■ Prompt
The full text of the records below, minus any pictures, should be given back word for word.

■ Web page and app entries

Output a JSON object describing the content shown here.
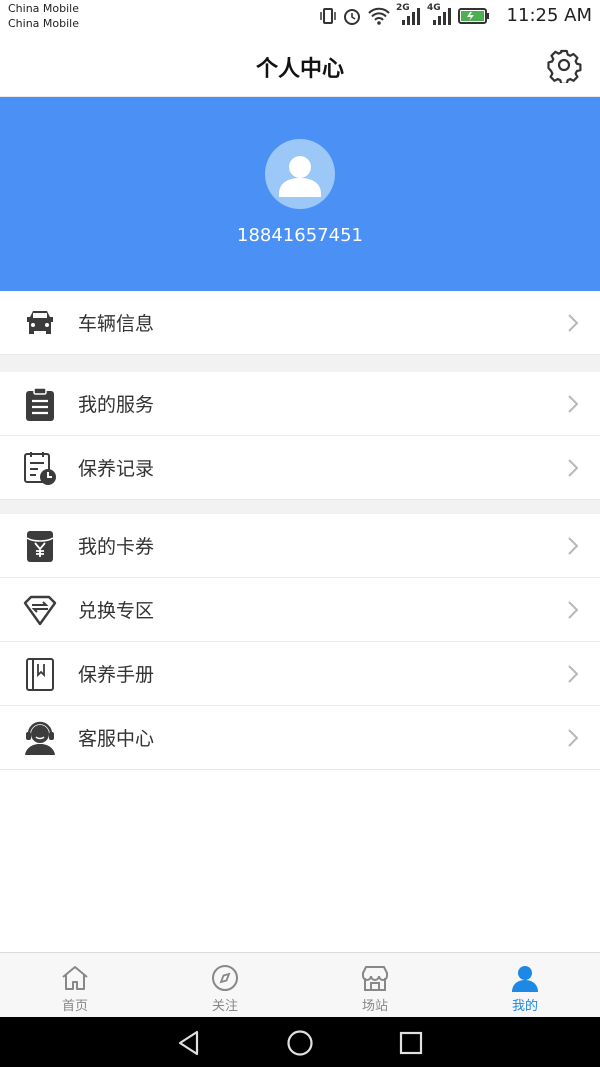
{
  "status_bar": {
    "carrier_1": "China Mobile",
    "carrier_2": "China Mobile",
    "network_1": "2G",
    "network_2": "4G",
    "time": "11:25 AM",
    "battery_color": "#4caf50"
  },
  "header": {
    "title": "个人中心",
    "settings_icon": "gear-icon"
  },
  "profile": {
    "phone": "18841657451",
    "banner_color": "#4a90f5"
  },
  "menu": {
    "group_1": [
      {
        "label": "车辆信息",
        "icon": "car-icon"
      }
    ],
    "group_2": [
      {
        "label": "我的服务",
        "icon": "clipboard-icon"
      },
      {
        "label": "保养记录",
        "icon": "calendar-clock-icon"
      }
    ],
    "group_3": [
      {
        "label": "我的卡券",
        "icon": "yuan-card-icon"
      },
      {
        "label": "兑换专区",
        "icon": "diamond-exchange-icon"
      },
      {
        "label": "保养手册",
        "icon": "book-icon"
      },
      {
        "label": "客服中心",
        "icon": "headset-agent-icon"
      }
    ]
  },
  "bottom_nav": {
    "tabs": [
      {
        "label": "首页",
        "icon": "home-icon",
        "active": false
      },
      {
        "label": "关注",
        "icon": "compass-icon",
        "active": false
      },
      {
        "label": "场站",
        "icon": "store-icon",
        "active": false
      },
      {
        "label": "我的",
        "icon": "user-icon",
        "active": true
      }
    ],
    "active_color": "#1e88e5",
    "inactive_color": "#888888"
  }
}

■ Result for this exercise
Output a JSON object describing the content shown here.
{
  "status_bar": {
    "carrier_1": "China Mobile",
    "carrier_2": "China Mobile",
    "network_1": "2G",
    "network_2": "4G",
    "time": "11:25 AM",
    "battery_color": "#4caf50"
  },
  "header": {
    "title": "个人中心",
    "settings_icon": "gear-icon"
  },
  "profile": {
    "phone": "18841657451",
    "banner_color": "#4a90f5"
  },
  "menu": {
    "group_1": [
      {
        "label": "车辆信息",
        "icon": "car-icon"
      }
    ],
    "group_2": [
      {
        "label": "我的服务",
        "icon": "clipboard-icon"
      },
      {
        "label": "保养记录",
        "icon": "calendar-clock-icon"
      }
    ],
    "group_3": [
      {
        "label": "我的卡券",
        "icon": "yuan-card-icon"
      },
      {
        "label": "兑换专区",
        "icon": "diamond-exchange-icon"
      },
      {
        "label": "保养手册",
        "icon": "book-icon"
      },
      {
        "label": "客服中心",
        "icon": "headset-agent-icon"
      }
    ]
  },
  "bottom_nav": {
    "tabs": [
      {
        "label": "首页",
        "icon": "home-icon",
        "active": false
      },
      {
        "label": "关注",
        "icon": "compass-icon",
        "active": false
      },
      {
        "label": "场站",
        "icon": "store-icon",
        "active": false
      },
      {
        "label": "我的",
        "icon": "user-icon",
        "active": true
      }
    ],
    "active_color": "#1e88e5",
    "inactive_color": "#888888"
  }
}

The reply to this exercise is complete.